“This year, the vast majority of consumers will qualify for tax credits that help keep coverage affordable, and it’s easier than ever to shop around and compare options,” HHS Secretary Sylvia Mathews Burwell said on Tuesday, as she spent the day giving radio and television interviews in targeted markets to draw attention to the start of the enrollment period.

That comforting portrayal contrasted markedly with the alarmist characterizations by Trump and Pence. “If we don’t repeal and replace Obamacare, we will destroy health care in America,” Trump said, saying that rescinding it “is one of the single most important reasons why we must win on Nov. 8.” Still, Trump dedicated only about five minutes to the topic in a roughly 20-minute speech.

Speaking just before the candidate at the top of the ticket, Pence said: “Families will be pummeled with unprecedented sticker shock.”

Trump also said of his opponent, Democrat Hillary Clinton, “she wants to put the government totally in charge of health care in America.” His assertion goes far beyond Clinton's position. She endorses the ACA, which relies on private insurers in the marketplaces created under the law. She wants to make a variety of changes to the statute, including allowing people 55 and older to buy into Medicare and permitting states to choose to create a government-administered alternative to private insurers in the marketplaces.

Trump said, too, that ACA insurance premiums will increase by 60 percent next year in Pennsylvania. In contrast, the HHS analysis predicts that, taking subsidies into account, 75 percent of insurers will be able to pay $100 or less for monthly premiums.

The event was held in a hotel ballroom near a mall in this town in the Philadelphia suburbs, not far from Valley Forge, the military encampment where the American Continental Army spent a painful winter during the nation's war for independence. Pence said the campaign selected the location because Valley Forge was “a turning point in the Revolutionary War.”
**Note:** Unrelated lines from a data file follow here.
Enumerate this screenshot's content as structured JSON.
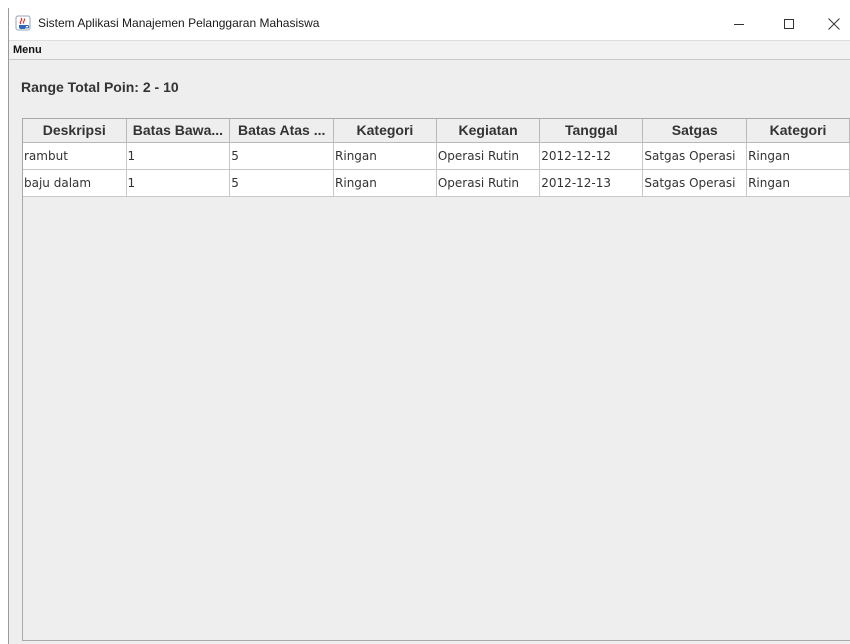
{
  "window": {
    "title": "Sistem Aplikasi Manajemen Pelanggaran Mahasiswa",
    "icon": "java-coffee-icon",
    "controls": [
      "minimize-icon",
      "maximize-icon",
      "close-icon"
    ]
  },
  "menubar": {
    "menu_label": "Menu"
  },
  "range_label": "Range Total Poin: 2 - 10",
  "table": {
    "columns": [
      "Deskripsi",
      "Batas Bawa...",
      "Batas Atas ...",
      "Kategori",
      "Kegiatan",
      "Tanggal",
      "Satgas",
      "Kategori"
    ],
    "rows": [
      [
        "rambut",
        "1",
        "5",
        "Ringan",
        "Operasi Rutin",
        "2012-12-12",
        "Satgas Operasi",
        "Ringan"
      ],
      [
        "baju dalam",
        "1",
        "5",
        "Ringan",
        "Operasi Rutin",
        "2012-12-13",
        "Satgas Operasi",
        "Ringan"
      ]
    ]
  }
}
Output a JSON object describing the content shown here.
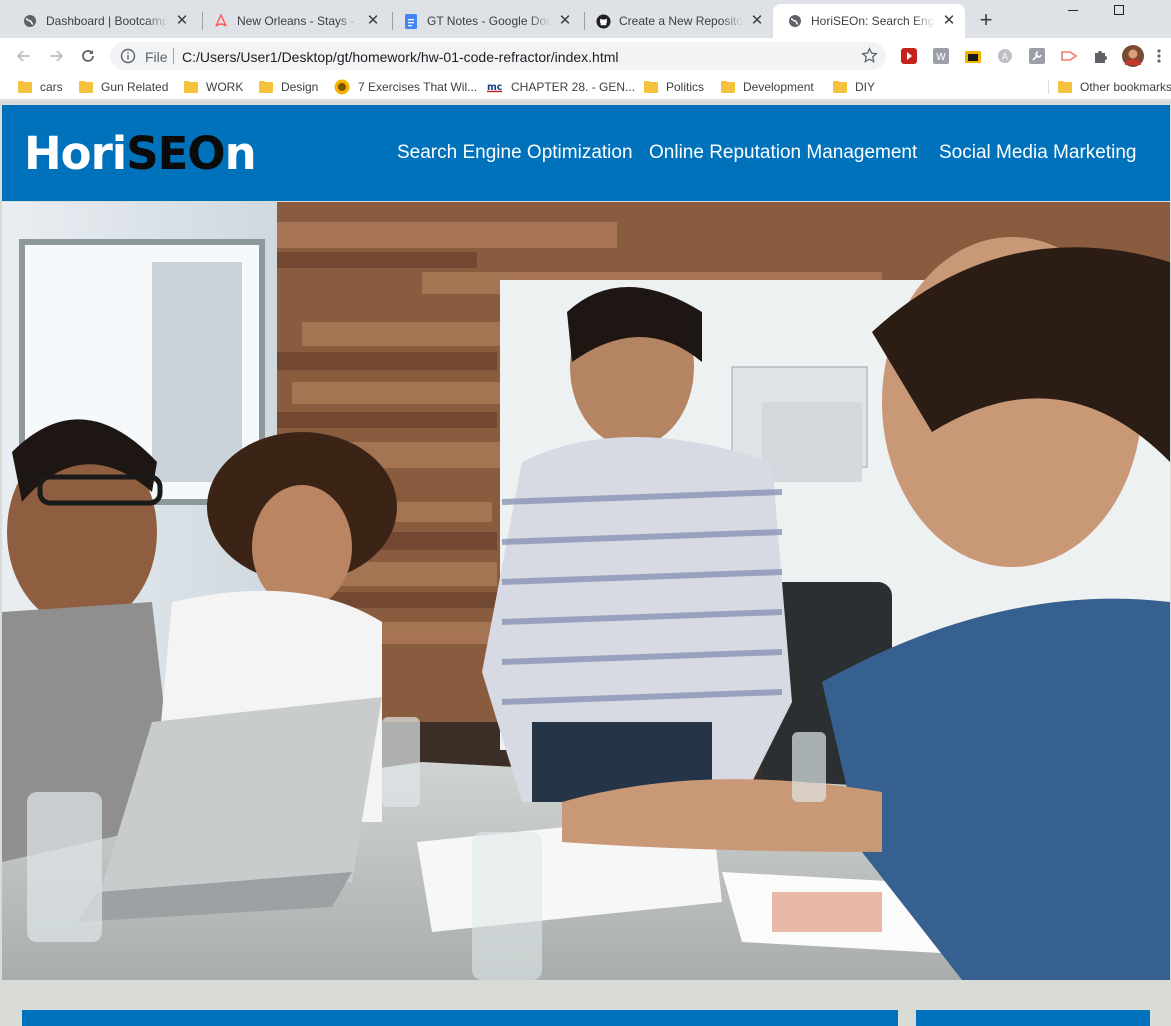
{
  "browser": {
    "tabs": [
      {
        "title": "Dashboard | Bootcamp Spot",
        "icon": "globe-icon"
      },
      {
        "title": "New Orleans - Stays - Airbnb",
        "icon": "airbnb-icon"
      },
      {
        "title": "GT Notes - Google Docs",
        "icon": "google-docs-icon"
      },
      {
        "title": "Create a New Repository",
        "icon": "github-icon"
      },
      {
        "title": "HoriSEOn: Search Engine Optimization",
        "icon": "globe-icon",
        "active": true
      }
    ],
    "new_tab_symbol": "+",
    "close_symbol": "✕",
    "address": {
      "scheme_label": "File",
      "url": "C:/Users/User1/Desktop/gt/homework/hw-01-code-refractor/index.html"
    }
  },
  "bookmarks": {
    "items": [
      {
        "label": "cars",
        "icon": "folder-icon"
      },
      {
        "label": "Gun Related",
        "icon": "folder-icon"
      },
      {
        "label": "WORK",
        "icon": "folder-icon"
      },
      {
        "label": "Design",
        "icon": "folder-icon"
      },
      {
        "label": "7 Exercises That Wil...",
        "icon": "lion-favicon-icon"
      },
      {
        "label": "CHAPTER 28. - GEN...",
        "icon": "mc-favicon-icon"
      },
      {
        "label": "Politics",
        "icon": "folder-icon"
      },
      {
        "label": "Development",
        "icon": "folder-icon"
      },
      {
        "label": "DIY",
        "icon": "folder-icon"
      }
    ],
    "other": "Other bookmarks"
  },
  "site": {
    "logo": {
      "part1": "Hori",
      "part2": "SEO",
      "part3": "n"
    },
    "nav": [
      {
        "label": "Search Engine Optimization"
      },
      {
        "label": "Online Reputation Management"
      },
      {
        "label": "Social Media Marketing"
      }
    ],
    "hero_image": "team-meeting-photo",
    "colors": {
      "brand": "#0072bb",
      "logo_accent": "#0b0b0b",
      "page_bg": "#d9dcd6"
    }
  }
}
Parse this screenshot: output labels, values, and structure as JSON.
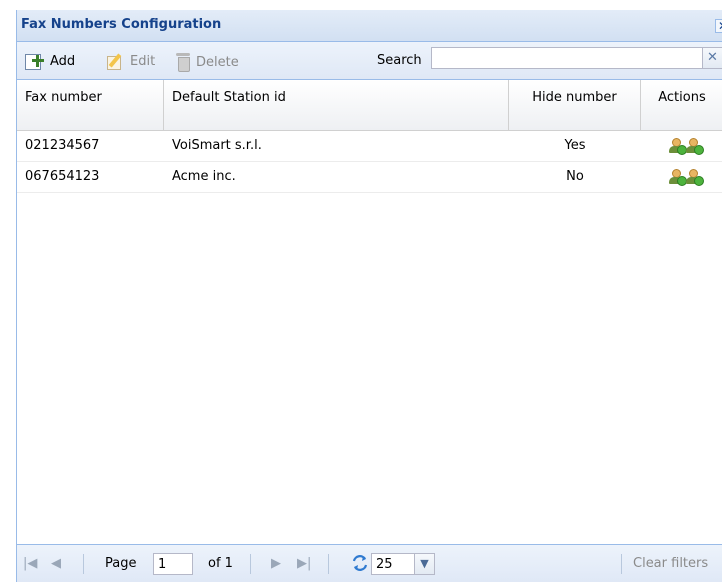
{
  "window": {
    "title": "Fax Numbers Configuration",
    "close_glyph": "✕"
  },
  "toolbar": {
    "add_label": "Add",
    "edit_label": "Edit",
    "delete_label": "Delete",
    "search_label": "Search",
    "search_value": "",
    "search_clear_glyph": "✕"
  },
  "grid": {
    "columns": [
      "Fax number",
      "Default Station id",
      "Hide number",
      "Actions"
    ],
    "rows": [
      {
        "fax_number": "021234567",
        "station": "VoiSmart s.r.l.",
        "hide": "Yes"
      },
      {
        "fax_number": "067654123",
        "station": "Acme inc.",
        "hide": "No"
      }
    ],
    "action_icons": [
      "user-add-icon",
      "users-add-icon"
    ]
  },
  "pager": {
    "page_label": "Page",
    "page_value": "1",
    "of_label": "of 1",
    "page_size": "25",
    "clear_filters": "Clear filters"
  }
}
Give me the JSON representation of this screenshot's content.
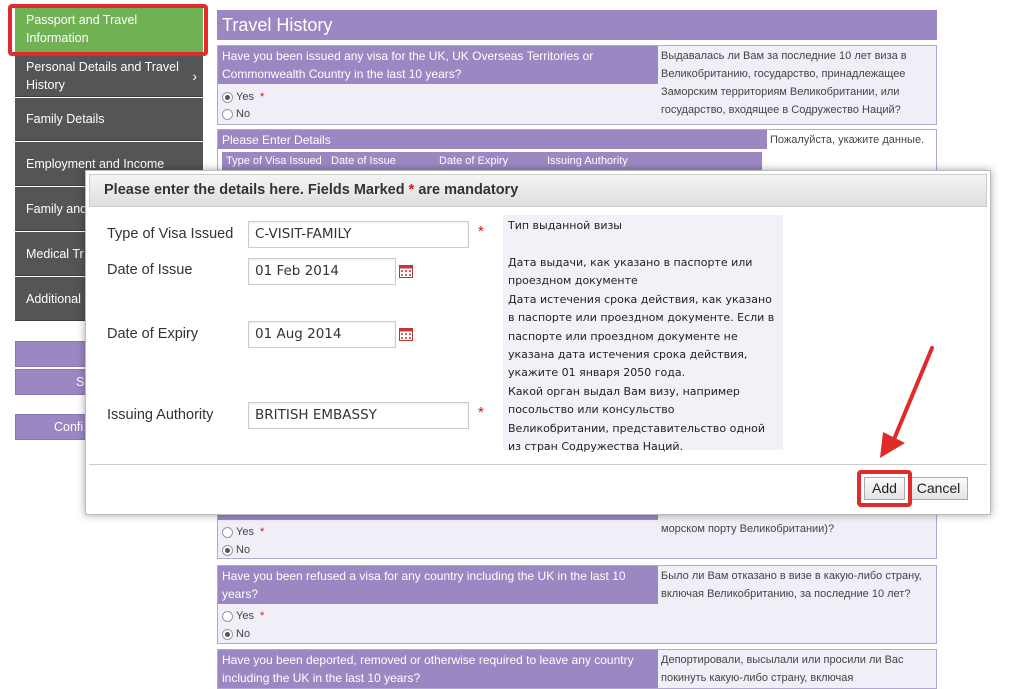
{
  "sidebar": {
    "items": [
      {
        "label": "Passport and Travel Information",
        "active": true
      },
      {
        "label": "Personal Details and Travel History",
        "chevron": true
      },
      {
        "label": "Family Details"
      },
      {
        "label": "Employment and Income"
      },
      {
        "label": "Family and UK"
      },
      {
        "label": "Medical Tr"
      },
      {
        "label": "Additional"
      }
    ],
    "buttons": [
      {
        "label": ""
      },
      {
        "label": "S"
      },
      {
        "label": "Confi"
      }
    ]
  },
  "main": {
    "title": "Travel History",
    "q1": {
      "question": "Have you been issued any visa for the UK, UK Overseas Territories or Commonwealth Country in the last 10 years?",
      "question_ru": "Выдавалась ли Вам за последние 10 лет виза в Великобританию, государство, принадлежащее Заморским территориям Великобритании, или государство, входящее в Содружество Наций?",
      "yes": "Yes",
      "no": "No",
      "selected": "Yes"
    },
    "details": {
      "header": "Please Enter Details",
      "header_ru": "Пожалуйста, укажите данные.",
      "columns": [
        "Type of Visa Issued",
        "Date of Issue",
        "Date of Expiry",
        "Issuing Authority"
      ]
    },
    "q2": {
      "question_ru_tail": "морском порту Великобритании)?",
      "yes": "Yes",
      "no": "No",
      "selected": "No"
    },
    "q3": {
      "question": "Have you been refused a visa for any country including the UK in the last 10 years?",
      "question_ru": "Было ли Вам отказано в визе в какую-либо страну, включая Великобританию, за последние 10 лет?",
      "yes": "Yes",
      "no": "No",
      "selected": "No"
    },
    "q4": {
      "question": "Have you been deported, removed or otherwise required to leave any country including the UK in the last 10 years?",
      "question_ru": "Депортировали, высылали или просили ли Вас покинуть какую-либо страну, включая"
    }
  },
  "modal": {
    "title_pre": "Please enter the details here. Fields Marked",
    "title_star": "*",
    "title_post": "are mandatory",
    "fields": {
      "visa_type_label": "Type of Visa Issued",
      "visa_type_value": "C-VISIT-FAMILY",
      "issue_label": "Date of Issue",
      "issue_value": "01 Feb 2014",
      "expiry_label": "Date of Expiry",
      "expiry_value": "01 Aug 2014",
      "authority_label": "Issuing Authority",
      "authority_value": "BRITISH EMBASSY",
      "required_mark": "*"
    },
    "hints": {
      "visa_type": "Тип выданной визы",
      "issue": "Дата выдачи, как указано в паспорте или проездном документе",
      "expiry": "Дата истечения срока действия, как указано в паспорте или проездном документе. Если в паспорте или проездном документе не указана дата истечения срока действия, укажите 01 января 2050 года.",
      "authority": "Какой орган выдал Вам визу, например посольство или консульство Великобритании, представительство одной из стран Содружества Наций."
    },
    "add_label": "Add",
    "cancel_label": "Cancel"
  },
  "colors": {
    "accent_purple": "#9b87c2",
    "active_green": "#6fb153",
    "sidebar_dark": "#555555",
    "highlight_red": "#e02b2b",
    "required_red": "#dd1111"
  },
  "icons": [
    "calendar-icon",
    "chevron-right-icon",
    "annotation-arrow"
  ]
}
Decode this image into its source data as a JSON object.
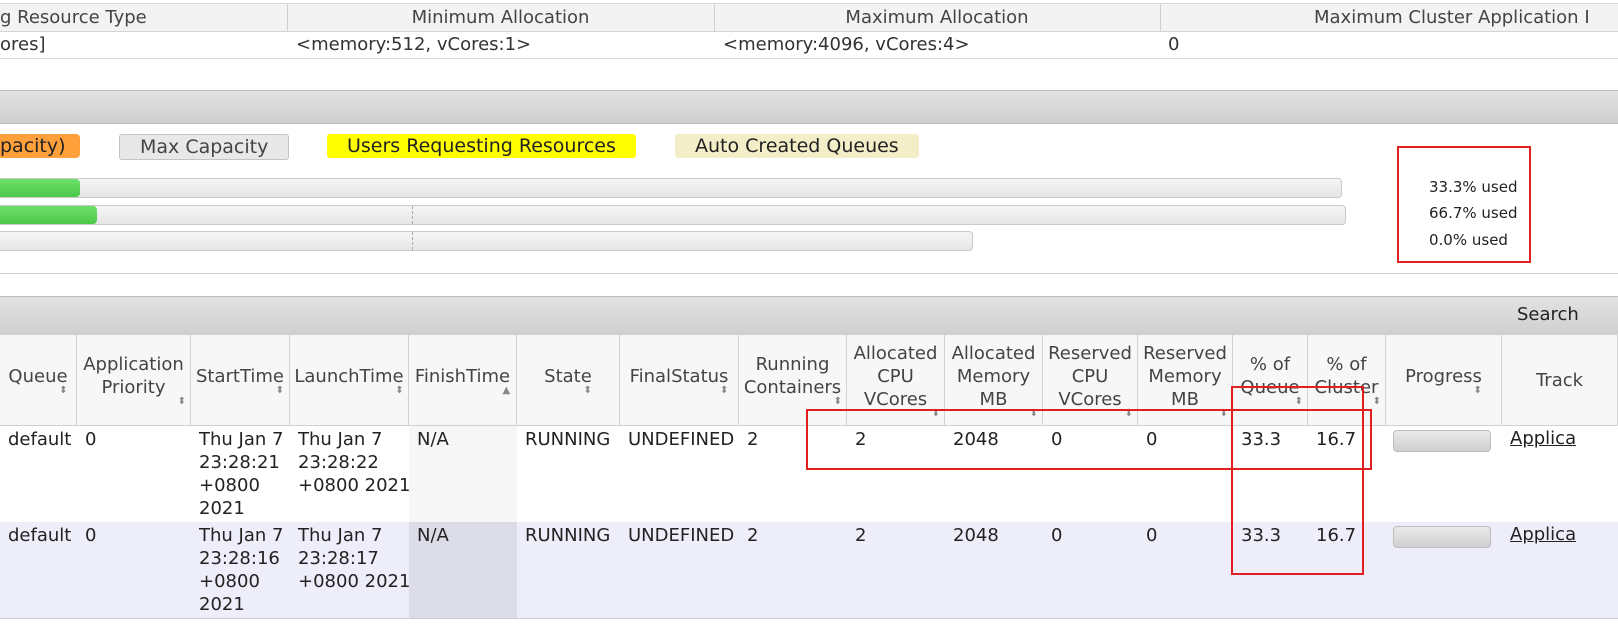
{
  "resource_table": {
    "headers": [
      "g Resource Type",
      "Minimum Allocation",
      "Maximum Allocation",
      "Maximum Cluster Application I"
    ],
    "row": [
      "ores]",
      "<memory:512, vCores:1>",
      "<memory:4096, vCores:4>",
      "0"
    ]
  },
  "legend": {
    "capacity": "pacity)",
    "max_capacity": "Max Capacity",
    "users_requesting": "Users Requesting Resources",
    "auto_created": "Auto Created Queues"
  },
  "colors": {
    "capacity": "#ffa03a",
    "max_capacity": "#e8e8e8",
    "users_requesting": "#ffff00",
    "auto_created": "#f3eec7",
    "used_fill": "#55d451",
    "highlight": "#e02020"
  },
  "queue_usage": [
    {
      "used_text": "33.3% used",
      "fill_fraction": 0.062
    },
    {
      "used_text": "66.7% used",
      "fill_fraction": 0.074
    },
    {
      "used_text": "0.0% used",
      "fill_fraction": 0.0
    }
  ],
  "search_label": "Search",
  "apps_table": {
    "columns": [
      {
        "key": "queue",
        "label": "Queue"
      },
      {
        "key": "priority",
        "label": "Application Priority"
      },
      {
        "key": "start",
        "label": "StartTime"
      },
      {
        "key": "launch",
        "label": "LaunchTime"
      },
      {
        "key": "finish",
        "label": "FinishTime"
      },
      {
        "key": "state",
        "label": "State"
      },
      {
        "key": "final",
        "label": "FinalStatus"
      },
      {
        "key": "containers",
        "label": "Running Containers"
      },
      {
        "key": "cpu",
        "label": "Allocated CPU VCores"
      },
      {
        "key": "mem",
        "label": "Allocated Memory MB"
      },
      {
        "key": "rcpu",
        "label": "Reserved CPU VCores"
      },
      {
        "key": "rmem",
        "label": "Reserved Memory MB"
      },
      {
        "key": "pqueue",
        "label": "% of Queue"
      },
      {
        "key": "pcluster",
        "label": "% of Cluster"
      },
      {
        "key": "progress",
        "label": "Progress"
      },
      {
        "key": "tracking",
        "label": "Track"
      }
    ],
    "rows": [
      {
        "queue": "default",
        "priority": "0",
        "start": "Thu Jan 7\n23:28:21\n+0800\n2021",
        "launch": "Thu Jan 7\n23:28:22\n+0800 2021",
        "finish": "N/A",
        "state": "RUNNING",
        "final": "UNDEFINED",
        "containers": "2",
        "cpu": "2",
        "mem": "2048",
        "rcpu": "0",
        "rmem": "0",
        "pqueue": "33.3",
        "pcluster": "16.7",
        "progress": 0.0,
        "tracking": "Applica"
      },
      {
        "queue": "default",
        "priority": "0",
        "start": "Thu Jan 7\n23:28:16\n+0800\n2021",
        "launch": "Thu Jan 7\n23:28:17\n+0800 2021",
        "finish": "N/A",
        "state": "RUNNING",
        "final": "UNDEFINED",
        "containers": "2",
        "cpu": "2",
        "mem": "2048",
        "rcpu": "0",
        "rmem": "0",
        "pqueue": "33.3",
        "pcluster": "16.7",
        "progress": 0.0,
        "tracking": "Applica"
      }
    ]
  }
}
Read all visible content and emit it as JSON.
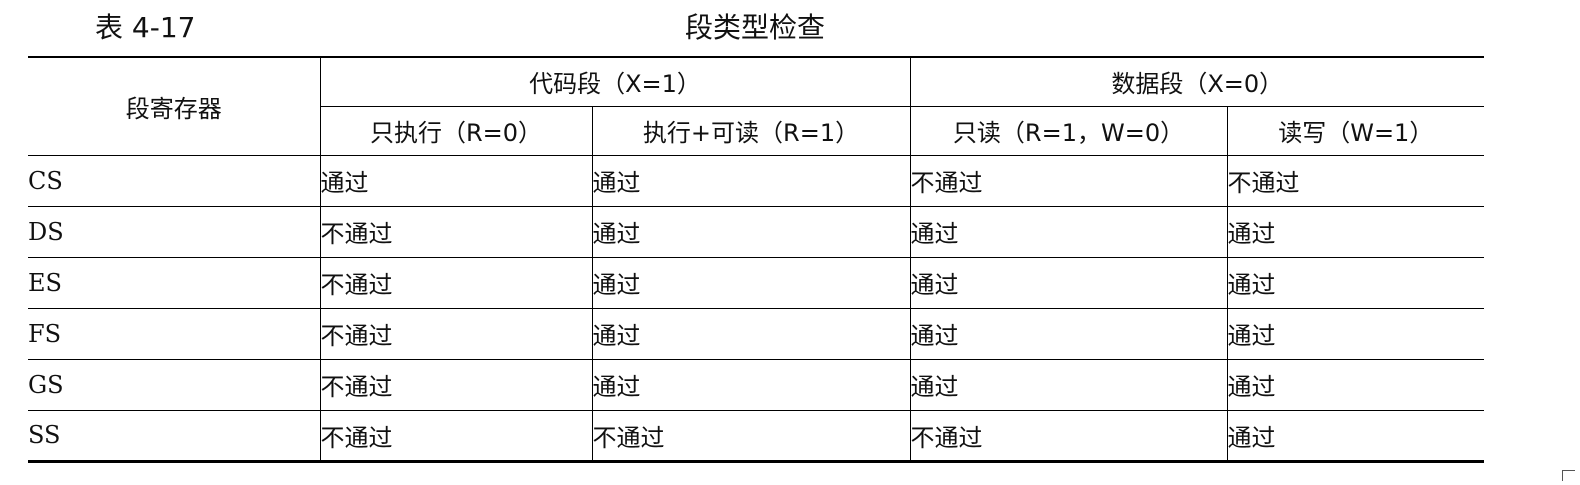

The event had more of a Pence vibe than a Trump one. Before the candidates arrived, soft jazz played as a few hundred guests, many of whom work in the health-care industry, mingled. Half a dozen Republican members of Congress took turns addressing the small crowd and denouncing the Affordable Care Act. Trump, who has been at odds with party leaders lately, repeatedly called on voters to elect Republicans to the House and Senate, in addition to the White House.

Goldstein reported from Washington. Sean Sullivan and Paul Kane contributed to this report.